Which lines in the records below contain the word "color"? Copy each one.
══════
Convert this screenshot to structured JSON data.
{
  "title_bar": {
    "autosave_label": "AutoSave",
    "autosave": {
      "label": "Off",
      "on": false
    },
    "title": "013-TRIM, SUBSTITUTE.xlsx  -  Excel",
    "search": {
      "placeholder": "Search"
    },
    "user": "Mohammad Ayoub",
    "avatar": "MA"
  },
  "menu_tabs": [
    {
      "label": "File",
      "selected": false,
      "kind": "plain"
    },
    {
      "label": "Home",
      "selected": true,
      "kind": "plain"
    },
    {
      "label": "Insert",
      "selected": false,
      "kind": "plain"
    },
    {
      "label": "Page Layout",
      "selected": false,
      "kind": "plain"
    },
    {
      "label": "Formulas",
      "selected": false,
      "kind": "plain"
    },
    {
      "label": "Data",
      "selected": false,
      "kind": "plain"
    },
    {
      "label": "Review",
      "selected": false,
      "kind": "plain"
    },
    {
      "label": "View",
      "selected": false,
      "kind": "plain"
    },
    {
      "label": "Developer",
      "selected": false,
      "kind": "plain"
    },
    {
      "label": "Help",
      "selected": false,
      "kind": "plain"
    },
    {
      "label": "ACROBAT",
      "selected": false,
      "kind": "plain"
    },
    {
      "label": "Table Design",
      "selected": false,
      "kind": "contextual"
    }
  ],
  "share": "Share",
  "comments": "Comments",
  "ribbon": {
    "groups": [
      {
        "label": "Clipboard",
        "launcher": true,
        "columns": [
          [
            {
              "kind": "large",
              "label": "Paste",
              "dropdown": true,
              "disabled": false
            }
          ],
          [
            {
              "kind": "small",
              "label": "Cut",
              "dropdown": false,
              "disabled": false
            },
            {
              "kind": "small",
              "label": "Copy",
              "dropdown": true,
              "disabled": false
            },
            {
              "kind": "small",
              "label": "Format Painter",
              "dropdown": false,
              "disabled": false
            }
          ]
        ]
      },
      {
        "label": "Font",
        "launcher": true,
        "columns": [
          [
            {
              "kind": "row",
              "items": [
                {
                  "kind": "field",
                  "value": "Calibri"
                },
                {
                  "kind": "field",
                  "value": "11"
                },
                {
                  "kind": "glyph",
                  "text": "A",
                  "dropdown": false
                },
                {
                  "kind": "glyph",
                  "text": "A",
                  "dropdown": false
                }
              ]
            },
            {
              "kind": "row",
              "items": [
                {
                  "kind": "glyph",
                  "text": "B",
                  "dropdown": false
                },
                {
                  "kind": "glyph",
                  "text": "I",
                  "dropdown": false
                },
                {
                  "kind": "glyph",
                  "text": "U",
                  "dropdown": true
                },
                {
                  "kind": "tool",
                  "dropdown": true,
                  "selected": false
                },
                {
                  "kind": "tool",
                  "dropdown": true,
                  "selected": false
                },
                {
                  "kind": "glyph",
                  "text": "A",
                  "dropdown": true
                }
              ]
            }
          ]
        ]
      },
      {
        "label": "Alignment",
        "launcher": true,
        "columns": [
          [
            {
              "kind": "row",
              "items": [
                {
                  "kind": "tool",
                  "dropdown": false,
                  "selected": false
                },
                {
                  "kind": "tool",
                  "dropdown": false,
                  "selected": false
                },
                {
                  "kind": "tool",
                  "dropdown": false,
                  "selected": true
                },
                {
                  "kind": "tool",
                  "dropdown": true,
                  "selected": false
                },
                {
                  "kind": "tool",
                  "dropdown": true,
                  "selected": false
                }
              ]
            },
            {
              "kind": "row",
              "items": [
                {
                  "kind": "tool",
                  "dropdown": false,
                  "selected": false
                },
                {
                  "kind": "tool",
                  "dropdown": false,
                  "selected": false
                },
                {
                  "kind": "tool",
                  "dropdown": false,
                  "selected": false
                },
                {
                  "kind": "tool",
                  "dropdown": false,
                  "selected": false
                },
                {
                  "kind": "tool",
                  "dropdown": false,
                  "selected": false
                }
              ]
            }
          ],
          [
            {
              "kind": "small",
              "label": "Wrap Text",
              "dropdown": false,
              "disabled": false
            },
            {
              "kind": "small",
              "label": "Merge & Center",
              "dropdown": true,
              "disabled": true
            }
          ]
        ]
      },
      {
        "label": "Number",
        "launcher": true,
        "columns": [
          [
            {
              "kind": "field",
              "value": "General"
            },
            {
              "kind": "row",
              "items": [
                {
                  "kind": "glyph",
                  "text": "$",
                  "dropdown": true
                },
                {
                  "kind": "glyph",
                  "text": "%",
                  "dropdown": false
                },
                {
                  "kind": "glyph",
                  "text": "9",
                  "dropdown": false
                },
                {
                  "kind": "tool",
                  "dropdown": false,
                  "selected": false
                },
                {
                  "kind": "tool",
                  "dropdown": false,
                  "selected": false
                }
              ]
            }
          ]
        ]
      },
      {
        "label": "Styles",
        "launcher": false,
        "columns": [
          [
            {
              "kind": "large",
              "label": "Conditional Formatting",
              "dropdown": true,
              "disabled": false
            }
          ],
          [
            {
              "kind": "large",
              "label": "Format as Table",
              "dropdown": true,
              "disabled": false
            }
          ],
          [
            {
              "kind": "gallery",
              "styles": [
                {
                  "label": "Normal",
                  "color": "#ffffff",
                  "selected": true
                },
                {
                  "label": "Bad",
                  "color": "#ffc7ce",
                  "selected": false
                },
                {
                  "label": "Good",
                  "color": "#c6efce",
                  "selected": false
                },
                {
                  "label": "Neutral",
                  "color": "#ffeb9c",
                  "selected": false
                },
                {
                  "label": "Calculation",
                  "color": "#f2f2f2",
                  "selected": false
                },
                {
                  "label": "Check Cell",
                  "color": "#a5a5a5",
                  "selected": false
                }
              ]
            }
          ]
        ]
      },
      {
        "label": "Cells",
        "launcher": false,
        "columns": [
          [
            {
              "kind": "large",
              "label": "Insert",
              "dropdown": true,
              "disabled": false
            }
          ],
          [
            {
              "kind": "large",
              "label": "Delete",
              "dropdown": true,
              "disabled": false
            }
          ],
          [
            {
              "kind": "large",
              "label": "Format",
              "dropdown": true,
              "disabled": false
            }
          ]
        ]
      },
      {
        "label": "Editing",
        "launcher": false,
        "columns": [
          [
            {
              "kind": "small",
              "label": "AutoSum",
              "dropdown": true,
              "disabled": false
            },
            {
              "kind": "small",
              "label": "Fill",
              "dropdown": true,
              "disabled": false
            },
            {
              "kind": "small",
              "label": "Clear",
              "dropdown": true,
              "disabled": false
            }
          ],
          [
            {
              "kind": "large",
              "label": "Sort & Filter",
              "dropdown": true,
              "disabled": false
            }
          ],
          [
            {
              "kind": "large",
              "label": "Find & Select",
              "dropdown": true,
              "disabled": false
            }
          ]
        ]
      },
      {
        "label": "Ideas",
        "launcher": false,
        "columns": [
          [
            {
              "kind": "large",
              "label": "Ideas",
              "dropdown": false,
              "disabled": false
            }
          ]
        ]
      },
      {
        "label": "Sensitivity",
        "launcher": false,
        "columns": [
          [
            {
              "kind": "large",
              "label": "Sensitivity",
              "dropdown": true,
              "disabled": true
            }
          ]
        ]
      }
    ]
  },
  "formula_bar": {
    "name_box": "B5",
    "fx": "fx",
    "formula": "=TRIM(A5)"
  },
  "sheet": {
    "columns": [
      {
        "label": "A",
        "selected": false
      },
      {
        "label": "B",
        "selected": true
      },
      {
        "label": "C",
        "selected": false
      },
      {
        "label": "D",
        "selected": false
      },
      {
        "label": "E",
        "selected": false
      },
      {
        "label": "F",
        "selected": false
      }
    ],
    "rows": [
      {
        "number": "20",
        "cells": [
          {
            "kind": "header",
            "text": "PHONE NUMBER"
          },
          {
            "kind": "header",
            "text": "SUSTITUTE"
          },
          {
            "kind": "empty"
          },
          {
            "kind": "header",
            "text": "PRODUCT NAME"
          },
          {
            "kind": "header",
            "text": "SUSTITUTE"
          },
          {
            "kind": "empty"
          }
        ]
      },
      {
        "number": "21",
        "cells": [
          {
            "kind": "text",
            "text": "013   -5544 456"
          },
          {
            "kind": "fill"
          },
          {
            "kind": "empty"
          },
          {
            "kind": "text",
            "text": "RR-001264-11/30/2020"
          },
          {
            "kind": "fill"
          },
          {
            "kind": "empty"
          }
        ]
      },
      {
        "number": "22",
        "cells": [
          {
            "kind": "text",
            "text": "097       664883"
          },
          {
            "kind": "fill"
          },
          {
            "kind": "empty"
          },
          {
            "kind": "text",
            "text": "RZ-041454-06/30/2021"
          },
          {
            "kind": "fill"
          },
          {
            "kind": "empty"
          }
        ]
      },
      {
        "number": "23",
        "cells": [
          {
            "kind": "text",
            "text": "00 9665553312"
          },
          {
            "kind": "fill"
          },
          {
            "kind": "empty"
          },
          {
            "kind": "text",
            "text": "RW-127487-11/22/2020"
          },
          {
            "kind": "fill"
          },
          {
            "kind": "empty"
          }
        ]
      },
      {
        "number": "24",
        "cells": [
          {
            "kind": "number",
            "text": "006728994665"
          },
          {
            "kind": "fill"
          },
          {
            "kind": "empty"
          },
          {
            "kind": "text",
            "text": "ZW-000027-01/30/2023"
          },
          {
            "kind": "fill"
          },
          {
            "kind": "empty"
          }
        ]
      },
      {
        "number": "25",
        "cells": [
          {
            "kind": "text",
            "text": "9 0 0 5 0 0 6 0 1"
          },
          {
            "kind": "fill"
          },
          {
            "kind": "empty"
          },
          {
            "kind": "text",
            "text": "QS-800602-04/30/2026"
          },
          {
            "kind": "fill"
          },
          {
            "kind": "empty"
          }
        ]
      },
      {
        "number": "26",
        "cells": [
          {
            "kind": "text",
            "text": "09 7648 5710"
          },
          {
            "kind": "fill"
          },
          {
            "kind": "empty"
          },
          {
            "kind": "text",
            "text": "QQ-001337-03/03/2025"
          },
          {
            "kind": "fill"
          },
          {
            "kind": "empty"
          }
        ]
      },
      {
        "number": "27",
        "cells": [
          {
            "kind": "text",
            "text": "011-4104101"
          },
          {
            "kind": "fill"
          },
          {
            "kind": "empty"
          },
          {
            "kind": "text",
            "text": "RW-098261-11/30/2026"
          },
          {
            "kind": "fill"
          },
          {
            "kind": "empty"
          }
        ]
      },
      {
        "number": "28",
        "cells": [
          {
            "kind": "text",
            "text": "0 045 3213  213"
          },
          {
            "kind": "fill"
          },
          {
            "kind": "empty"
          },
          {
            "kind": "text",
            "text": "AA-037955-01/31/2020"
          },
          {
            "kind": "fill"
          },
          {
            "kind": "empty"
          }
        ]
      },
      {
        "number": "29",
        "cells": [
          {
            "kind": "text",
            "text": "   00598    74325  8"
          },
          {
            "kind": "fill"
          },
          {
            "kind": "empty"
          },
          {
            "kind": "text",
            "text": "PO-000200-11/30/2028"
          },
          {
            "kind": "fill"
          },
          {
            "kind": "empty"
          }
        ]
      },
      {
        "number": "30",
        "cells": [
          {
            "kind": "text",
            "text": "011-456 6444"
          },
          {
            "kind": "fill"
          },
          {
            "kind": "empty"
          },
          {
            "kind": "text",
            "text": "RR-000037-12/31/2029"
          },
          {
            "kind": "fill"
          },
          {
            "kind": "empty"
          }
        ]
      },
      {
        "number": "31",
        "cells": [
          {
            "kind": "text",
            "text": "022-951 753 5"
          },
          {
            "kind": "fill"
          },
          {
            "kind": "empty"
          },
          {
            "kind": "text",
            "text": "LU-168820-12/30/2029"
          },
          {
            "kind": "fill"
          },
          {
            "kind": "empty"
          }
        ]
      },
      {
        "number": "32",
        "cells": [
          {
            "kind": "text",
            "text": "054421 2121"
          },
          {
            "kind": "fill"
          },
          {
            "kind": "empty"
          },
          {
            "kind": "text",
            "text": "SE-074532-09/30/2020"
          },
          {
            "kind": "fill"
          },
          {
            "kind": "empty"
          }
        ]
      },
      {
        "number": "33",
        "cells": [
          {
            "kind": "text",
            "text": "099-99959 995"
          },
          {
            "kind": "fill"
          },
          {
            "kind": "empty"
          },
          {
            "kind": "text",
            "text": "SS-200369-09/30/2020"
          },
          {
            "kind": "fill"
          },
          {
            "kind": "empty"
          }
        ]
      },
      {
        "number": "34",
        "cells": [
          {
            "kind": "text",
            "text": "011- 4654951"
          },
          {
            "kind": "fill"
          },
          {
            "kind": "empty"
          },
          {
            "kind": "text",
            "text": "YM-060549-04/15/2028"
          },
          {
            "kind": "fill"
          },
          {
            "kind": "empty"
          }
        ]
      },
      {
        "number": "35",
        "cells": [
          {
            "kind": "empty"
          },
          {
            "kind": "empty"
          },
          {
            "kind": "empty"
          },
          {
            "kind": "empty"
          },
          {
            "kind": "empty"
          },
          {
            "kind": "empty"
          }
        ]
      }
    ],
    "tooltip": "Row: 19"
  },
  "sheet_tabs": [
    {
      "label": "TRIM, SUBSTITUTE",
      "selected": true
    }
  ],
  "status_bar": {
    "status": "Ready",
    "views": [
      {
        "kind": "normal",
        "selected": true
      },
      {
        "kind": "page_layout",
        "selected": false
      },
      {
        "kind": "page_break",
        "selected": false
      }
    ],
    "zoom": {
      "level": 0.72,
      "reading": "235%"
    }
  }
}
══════
■ OUTPUT BELOW ■
                  "color": "#ffffff",
                  "color": "#ffc7ce",
                  "color": "#c6efce",
                  "color": "#ffeb9c",
                  "color": "#f2f2f2",
                  "color": "#a5a5a5",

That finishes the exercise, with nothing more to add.